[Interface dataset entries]
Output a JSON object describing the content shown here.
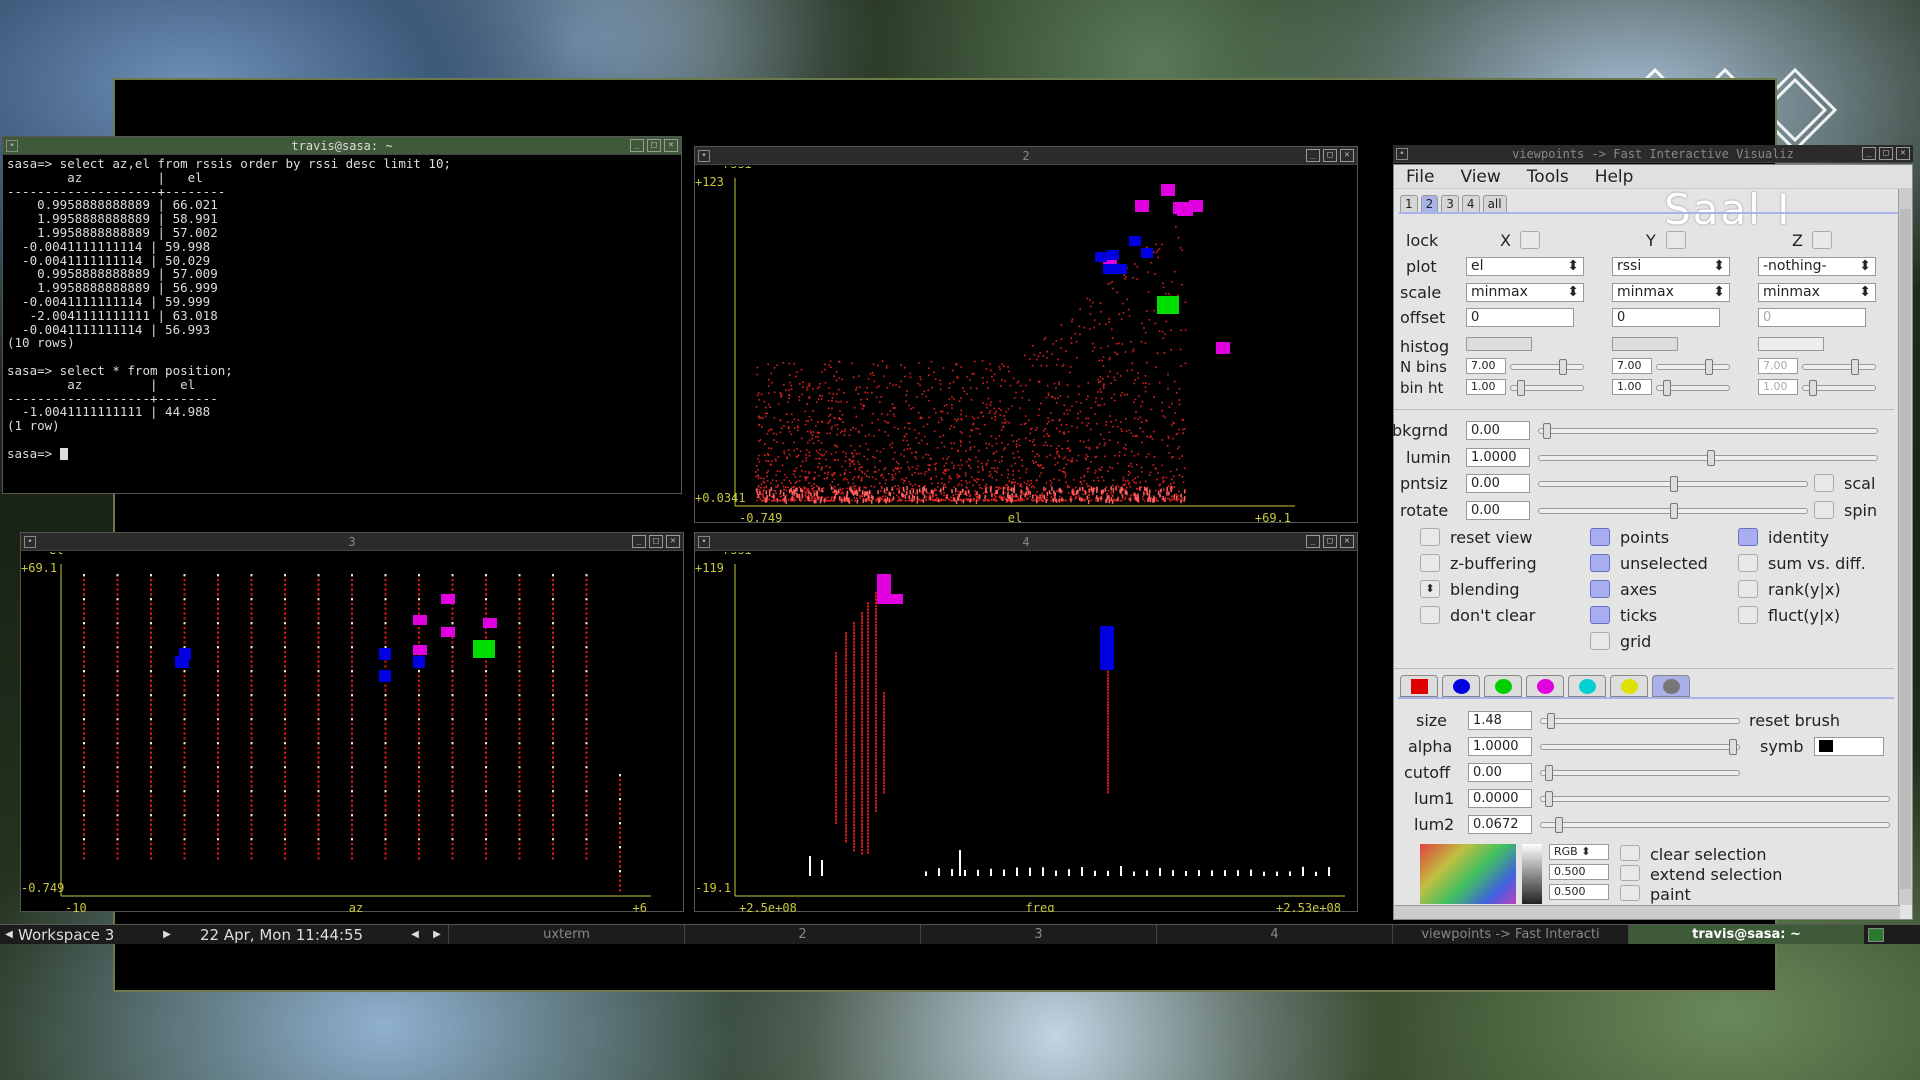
{
  "terminal": {
    "title": "travis@sasa: ~",
    "lines": [
      "sasa=> select az,el from rssis order by rssi desc limit 10;",
      "        az          |   el",
      "--------------------+--------",
      "    0.9958888888889 | 66.021",
      "    1.9958888888889 | 58.991",
      "    1.9958888888889 | 57.002",
      "  -0.0041111111114 | 59.998",
      "  -0.0041111111114 | 50.029",
      "    0.9958888888889 | 57.009",
      "    1.9958888888889 | 56.999",
      "  -0.0041111111114 | 59.999",
      "   -2.0041111111111 | 63.018",
      "  -0.0041111111114 | 56.993",
      "(10 rows)",
      "",
      "sasa=> select * from position;",
      "        az         |   el",
      "-------------------+--------",
      "  -1.0041111111111 | 44.988",
      "(1 row)",
      "",
      "sasa=> "
    ]
  },
  "plot2": {
    "title": "2",
    "ylabel": "rssi",
    "xlabel": "el",
    "ymax": "+123",
    "ymin": "+0.0341",
    "xmin": "-0.749",
    "xmax": "+69.1"
  },
  "plot3": {
    "title": "3",
    "ylabel": "el",
    "xlabel": "az",
    "ymax": "+69.1",
    "ymin": "-0.749",
    "xmin": "-10",
    "xmax": "+6"
  },
  "plot4": {
    "title": "4",
    "ylabel": "rssi",
    "xlabel": "freq",
    "ymax": "+119",
    "ymin": "-19.1",
    "xmin": "+2.5e+08",
    "xmax": "+2.53e+08"
  },
  "viewpoints": {
    "title": "viewpoints -> Fast Interactive Visualiz",
    "menu": [
      "File",
      "View",
      "Tools",
      "Help"
    ],
    "tabs": [
      "1",
      "2",
      "3",
      "4",
      "all"
    ],
    "logo_text": "Saal I",
    "lock": "lock",
    "x": "X",
    "y": "Y",
    "z": "Z",
    "plot": "plot",
    "scale": "scale",
    "offset": "offset",
    "histog": "histog",
    "nbins": "N bins",
    "binht": "bin ht",
    "plot_vals": [
      "el",
      "rssi",
      "-nothing-"
    ],
    "scale_vals": [
      "minmax",
      "minmax",
      "minmax"
    ],
    "offset_vals": [
      "0",
      "0",
      "0"
    ],
    "nbins_vals": [
      "7.00",
      "7.00",
      "7.00"
    ],
    "binht_vals": [
      "1.00",
      "1.00",
      "1.00"
    ],
    "bkgrnd": "bkgrnd",
    "bkgrnd_val": "0.00",
    "lumin": "lumin",
    "lumin_val": "1.0000",
    "pntsiz": "pntsiz",
    "pntsiz_val": "0.00",
    "scal": "scal",
    "rotate": "rotate",
    "rotate_val": "0.00",
    "spin": "spin",
    "cb_left": [
      "reset view",
      "z-buffering",
      "blending",
      "don't clear"
    ],
    "cb_mid": [
      "points",
      "unselected",
      "axes",
      "ticks",
      "grid"
    ],
    "cb_right": [
      "identity",
      "sum vs. diff.",
      "rank(y|x)",
      "fluct(y|x)"
    ],
    "size": "size",
    "size_val": "1.48",
    "reset_brush": "reset brush",
    "alpha": "alpha",
    "alpha_val": "1.0000",
    "symb": "symb",
    "cutoff": "cutoff",
    "cutoff_val": "0.00",
    "lum1": "lum1",
    "lum1_val": "0.0000",
    "lum2": "lum2",
    "lum2_val": "0.0672",
    "rgb": "RGB",
    "rgb1": "0.500",
    "rgb2": "0.500",
    "clear_selection": "clear selection",
    "extend_selection": "extend selection",
    "paint": "paint",
    "brush_colors": [
      "#e00000",
      "#0000e0",
      "#00d000",
      "#e000e0",
      "#00d0d0",
      "#e0e000",
      "#777777"
    ]
  },
  "taskbar": {
    "workspace": "Workspace 3",
    "datetime": "22 Apr, Mon 11:44:55",
    "tasks": [
      "uxterm",
      "2",
      "3",
      "4",
      "viewpoints -> Fast Interacti",
      "travis@sasa: ~"
    ]
  }
}
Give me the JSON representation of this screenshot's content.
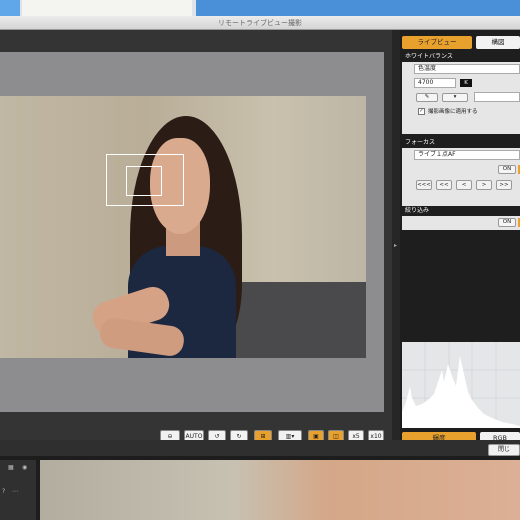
{
  "window": {
    "title": "リモートライブビュー撮影"
  },
  "right_panel": {
    "tabs": [
      "ライブビュー",
      "構図"
    ],
    "white_balance": {
      "header": "ホワイトバランス",
      "mode": "色温度",
      "kelvin_value": "4700",
      "kelvin_unit": "K",
      "apply_checkbox_label": "撮影画像に適用する",
      "apply_checked": true
    },
    "focus": {
      "header": "フォーカス",
      "af_mode": "ライブ１点AF",
      "on_label": "ON",
      "nav_buttons": [
        "<<<",
        "<<",
        "<",
        ">",
        ">>"
      ]
    },
    "aperture": {
      "header": "絞り込み",
      "on_label": "ON"
    },
    "histogram_tabs": [
      "輝度",
      "RGB"
    ]
  },
  "toolbar": {
    "auto_label": "AUTO",
    "zoom_labels": [
      "x5",
      "x10"
    ]
  },
  "close_button": "閉じ",
  "colors": {
    "accent": "#e9a12e",
    "panel_bg": "#1e1e1e",
    "stage_bg": "#8d8d90"
  },
  "icons": [
    "crosshair-icon",
    "auto-rotate-icon",
    "rotate-left-icon",
    "rotate-right-icon",
    "af-frame-icon",
    "grid-icon",
    "fit-icon",
    "x5-icon",
    "x10-icon",
    "eyedropper-icon",
    "dropdown-icon"
  ]
}
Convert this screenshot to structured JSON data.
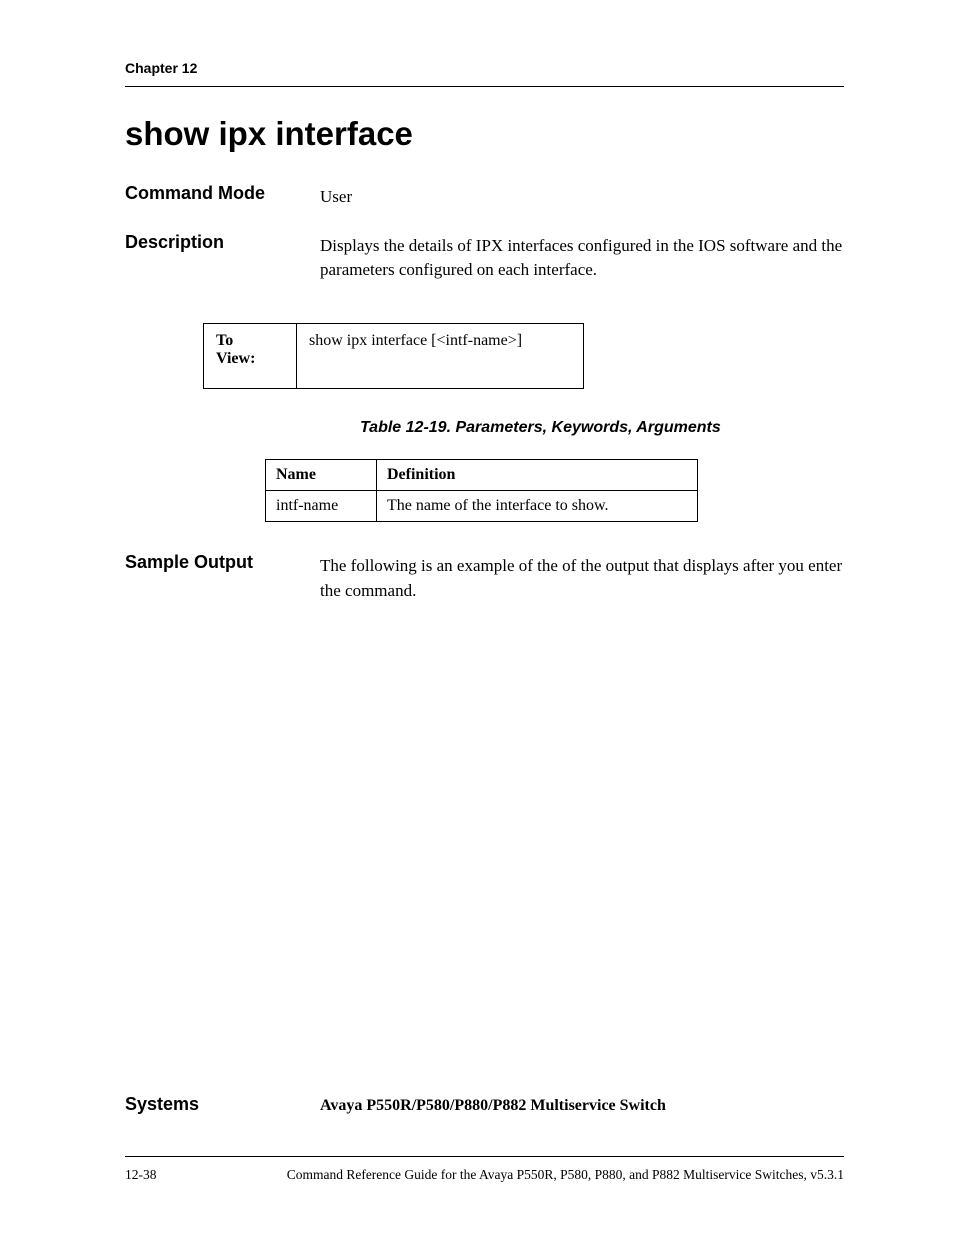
{
  "header": {
    "chapter": "Chapter 12"
  },
  "title": "show ipx interface",
  "command_mode": {
    "label": "Command Mode",
    "value": "User"
  },
  "description": {
    "label": "Description",
    "value": "Displays the details of IPX interfaces configured in the IOS software and the parameters configured on each interface."
  },
  "syntax": {
    "label": "To View:",
    "value": "show ipx interface [<intf-name>]"
  },
  "param_table": {
    "caption": "Table 12-19.  Parameters, Keywords, Arguments",
    "headers": {
      "name": "Name",
      "definition": "Definition"
    },
    "rows": [
      {
        "name": "intf-name",
        "definition": "The name of the interface to show."
      }
    ]
  },
  "sample_output": {
    "label": "Sample Output",
    "prefix": "The following is an example of the of the output that displays after you enter the ",
    "suffix": " command."
  },
  "systems": {
    "label": "Systems",
    "value": "Avaya P550R/P580/P880/P882 Multiservice Switch"
  },
  "footer": {
    "page": "12-38",
    "text": "Command Reference Guide for the Avaya P550R, P580, P880, and P882 Multiservice Switches, v5.3.1"
  }
}
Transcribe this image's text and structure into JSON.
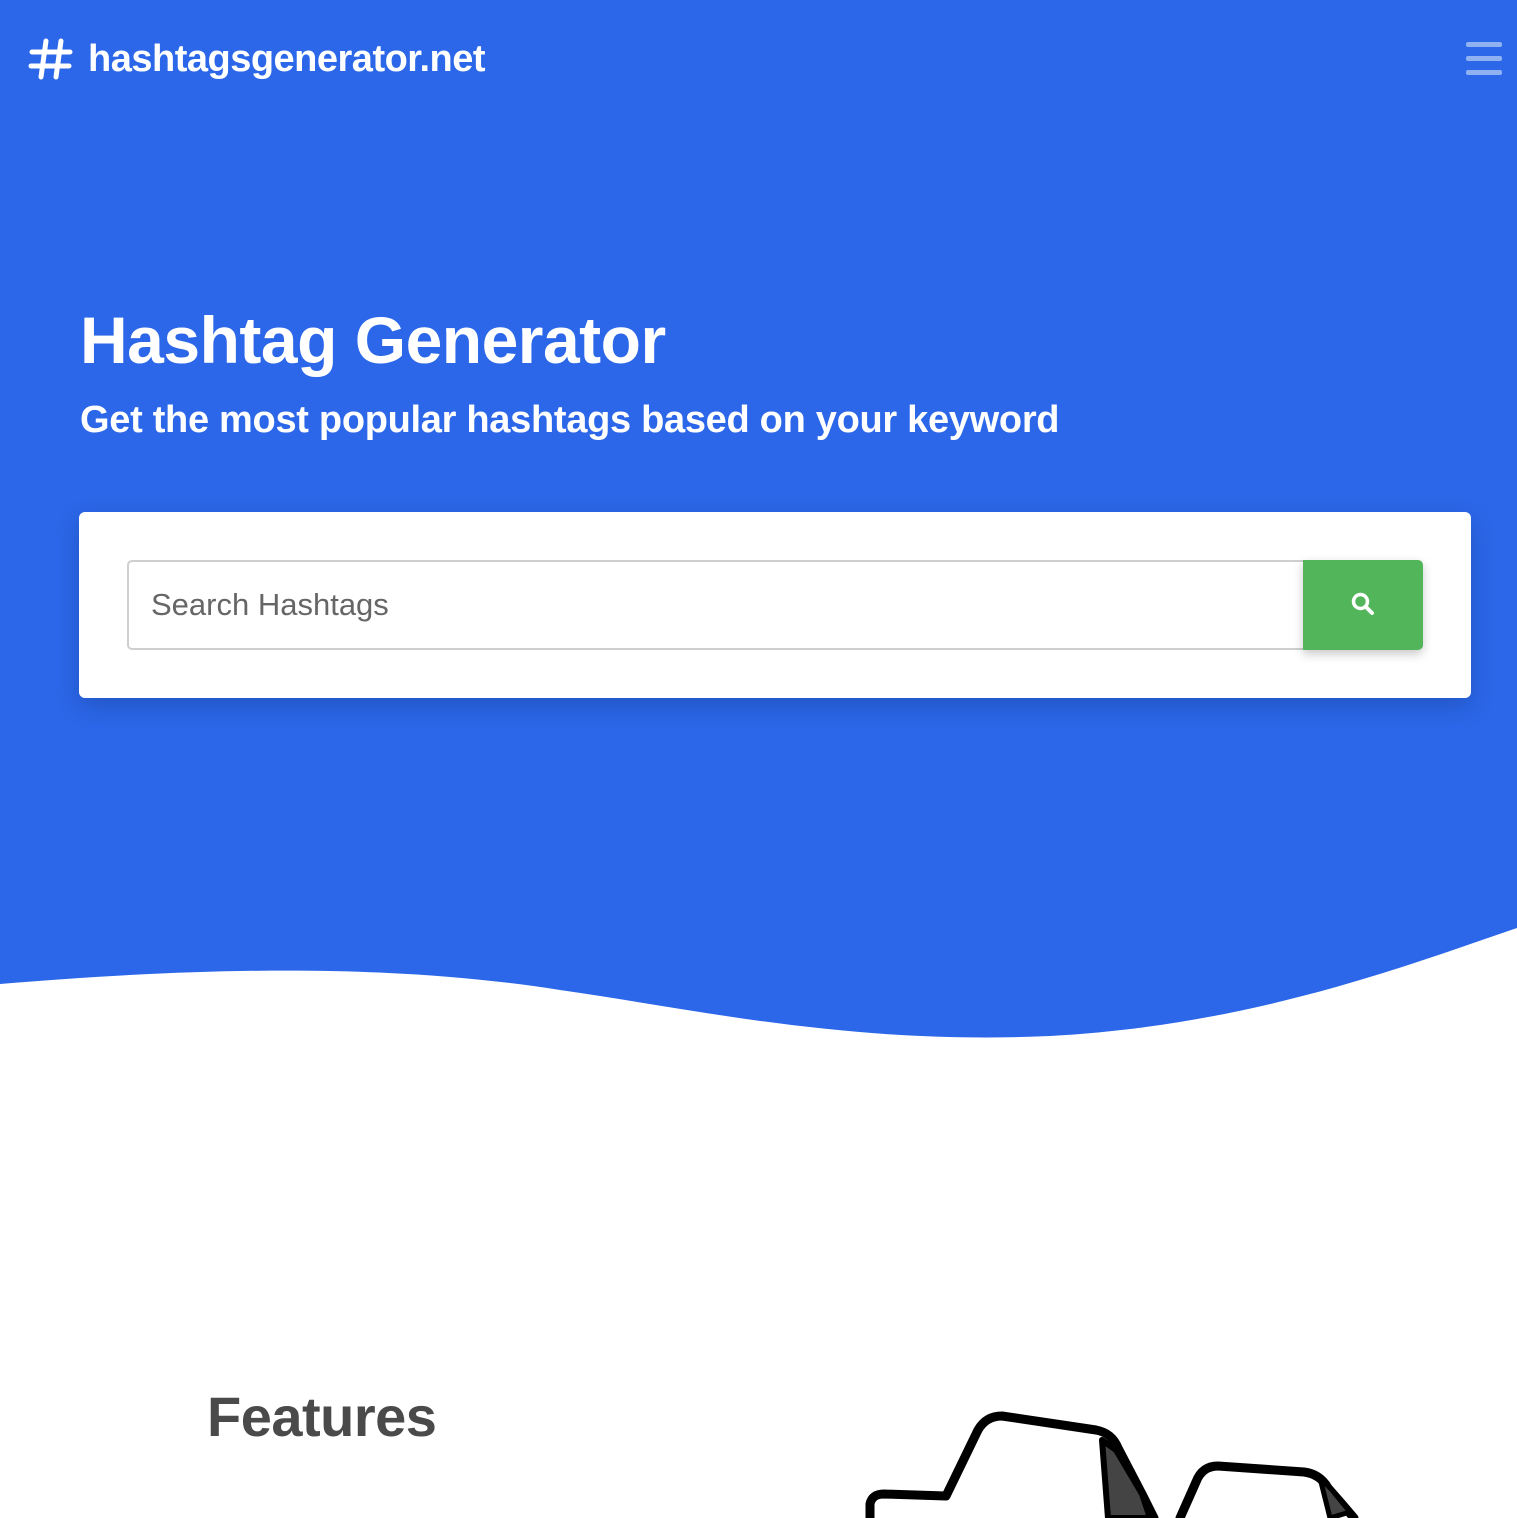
{
  "brand": {
    "icon": "hashtag-icon",
    "name": "hashtagsgenerator.net"
  },
  "nav": {
    "menu_icon": "hamburger-menu-icon"
  },
  "hero": {
    "title": "Hashtag Generator",
    "subtitle": "Get the most popular hashtags based on your keyword"
  },
  "search": {
    "placeholder": "Search Hashtags",
    "value": "",
    "button_icon": "search-icon"
  },
  "features": {
    "title": "Features"
  },
  "colors": {
    "hero_background": "#2b67e8",
    "search_button": "#52b55a",
    "heading_dark": "#4a4a4a",
    "menu_icon": "#8fb1f2"
  }
}
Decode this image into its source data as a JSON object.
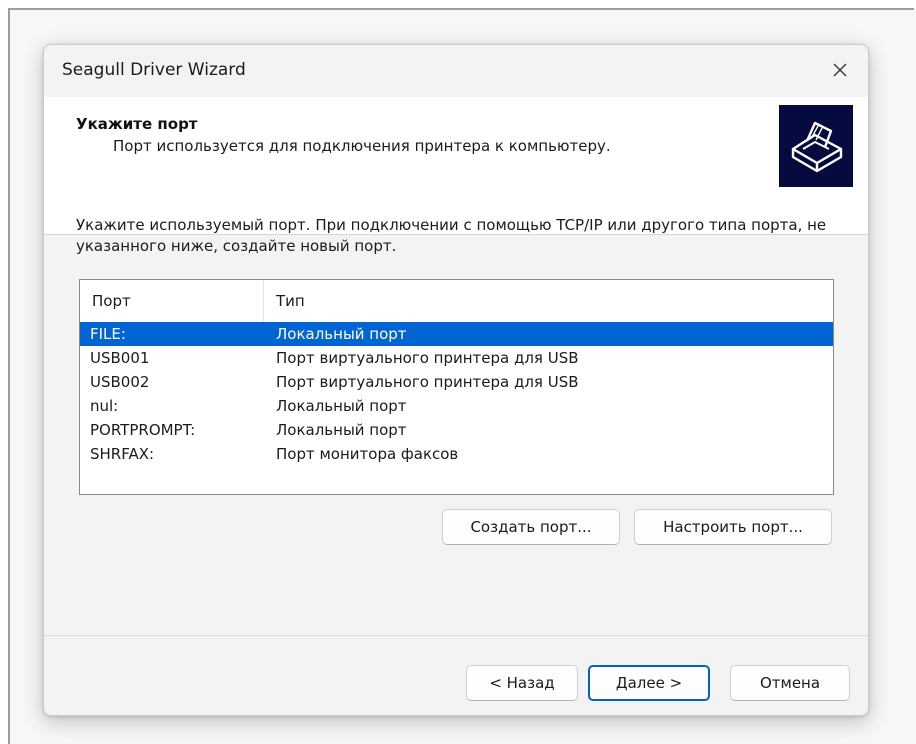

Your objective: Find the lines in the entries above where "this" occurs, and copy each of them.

Finished task:
Give me the JSON representation of this screenshot's content.
Convert this screenshot to structured JSON data.
Transcribe this image's text and structure into JSON.
Decode this image into its source data as a JSON object.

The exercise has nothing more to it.